One advantage of using Panorama Tools is that all the remapping filters can be applied to the image in ONE process, reducing the image degrading calculations to a minimum.

Below some examples of the possibilities with Panorama Tools, all shot with Canon D30 and Canon EF 15/2.8.

Pano01a.jpg (23009 bytes)

 

Pano01b.jpg (20172 bytes)

Shopping area, Copenhagen Kastrup Airport
HFOV = 90, Yaw = 0, Pitch = 0, Roll = 0

 

Pano02a.jpg (24000 bytes)

Pano02b.jpg (26555 bytes)

Natural History Museum, London
HFOV = 60, Yaw = 15, Pitch = 7, Roll = 1.5

 

Pano03a.jpg (14650 bytes) Pano03b.jpg (12326 bytes)

Extinct Giant Armadillo, Glyptodon clavipes
Natural History Museum, London
HFOV = 90, Yaw = 0, Pitch = 0, Roll = 0

 

Since the rectilinearization essentially involves magnification at the perimeter and condensation in the center of the image, the resolution of the original image will be unevenly distributed in the resulting image. It is possible to define the size of the resulting image, and if a very large image (relative to the original) is produced most of the original detail can be preserved. If a rather small image is produced, much detail may be lost. In any case, some pixels will be remapped to outside the resulting rectangular crop, leading to a reduction in the utilized number of pixels.

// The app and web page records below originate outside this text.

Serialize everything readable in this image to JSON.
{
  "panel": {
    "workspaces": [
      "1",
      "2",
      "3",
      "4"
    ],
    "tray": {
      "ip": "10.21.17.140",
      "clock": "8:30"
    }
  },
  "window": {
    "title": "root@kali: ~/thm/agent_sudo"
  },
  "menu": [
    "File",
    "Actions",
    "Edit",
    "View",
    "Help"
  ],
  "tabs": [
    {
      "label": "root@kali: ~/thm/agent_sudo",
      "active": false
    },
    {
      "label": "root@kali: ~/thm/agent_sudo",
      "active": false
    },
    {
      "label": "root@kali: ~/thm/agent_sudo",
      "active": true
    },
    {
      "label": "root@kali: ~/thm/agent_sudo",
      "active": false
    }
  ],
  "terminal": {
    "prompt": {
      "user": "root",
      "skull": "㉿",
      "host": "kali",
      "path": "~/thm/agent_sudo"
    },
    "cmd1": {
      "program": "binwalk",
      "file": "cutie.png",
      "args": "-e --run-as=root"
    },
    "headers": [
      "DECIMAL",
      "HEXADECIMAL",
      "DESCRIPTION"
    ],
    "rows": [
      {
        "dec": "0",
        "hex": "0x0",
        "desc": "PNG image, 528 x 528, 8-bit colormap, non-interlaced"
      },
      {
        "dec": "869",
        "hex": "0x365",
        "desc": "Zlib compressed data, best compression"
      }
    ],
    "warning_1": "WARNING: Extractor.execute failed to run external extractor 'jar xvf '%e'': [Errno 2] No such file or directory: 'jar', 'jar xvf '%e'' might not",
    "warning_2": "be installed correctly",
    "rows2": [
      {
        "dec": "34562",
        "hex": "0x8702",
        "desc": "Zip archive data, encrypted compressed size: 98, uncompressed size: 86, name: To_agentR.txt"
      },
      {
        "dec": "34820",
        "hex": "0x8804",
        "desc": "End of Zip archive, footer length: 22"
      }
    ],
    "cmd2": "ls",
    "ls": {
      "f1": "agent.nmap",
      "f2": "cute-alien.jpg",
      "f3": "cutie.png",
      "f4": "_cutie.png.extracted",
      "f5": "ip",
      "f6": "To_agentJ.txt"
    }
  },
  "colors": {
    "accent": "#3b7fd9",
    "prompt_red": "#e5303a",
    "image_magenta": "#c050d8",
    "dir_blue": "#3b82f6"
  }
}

Below are examples of the Central Hall in the Natural History Museum in London. A 2160 x 1440 pixel TIFF image was used for the rectilinearization using a HFOV of 60 (portrait). The resulting image was of the same dimensions. No Yaw, Pitch or Roll was applied. The images below represent crops of the original image located either near the center or near the edge. The crops have been magnified 300% without interpolation. No other post-processing have been applied.

Original Rectilinearized
Center pano_orig_c.jpg (11337 bytes) pano_pano_c.jpg (11719 bytes)
Edge pano_orig_e.jpg (7533 bytes) pano_pano_e.jpg (7142 bytes)

Below some examples of the possibilities with Panorama Tools and RectFish, all shot with Canon 10D and the Sigma EX 8/4.0.

Note that the maximum AOV accepted by the pano12.dll distributed with Panorama Tools is limited to 160°. To utilize the full 180° replace the pano12.dll with a version from the web without this unjustified limitation, e.g. from here. Read about the patent issues here.

I have only recently acquired this lens and started to remap images from it. I will provide more information about parameters for this lens shortly, including description of how the imagers on the EOS D30, D60, and 10D are not centred on the optical axis of the lens, and how to deal with this to obtain the best possible remap

 

Frederiksborg Castle, Hillerød, Denmark
Canon EOS 10D + Sigma EX 8 mm 4.0
 

Pano03a.jpg (14650 bytes) Pano03b.jpg (12326 bytes)

Panorama Tools
HFOV = 180, Yaw = 0, Pitch = -3, Roll = 0, PSphere projection
Images cropped 72 pixels at left.
 

Pano03a.jpg (14650 bytes)

RectFish
Images cropped 72 pixels at left.

 


Fishing party eating dinner in pavillon, Hökensås, Sweden
Canon EOS 10D + Sigma EX 8 mm 4.0
 

Pano03a.jpg (14650 bytes) Pano03b.jpg (12326 bytes)

Panorama Tools
HFOV = 180, Yaw = 0, Pitch = -3, Roll = 0, PSphere projection
Images cropped 72 pixels at left.
 

Pano03a.jpg (14650 bytes) Pano03b.jpg (12326 bytes)

RectFish
Images cropped 72 pixels at left.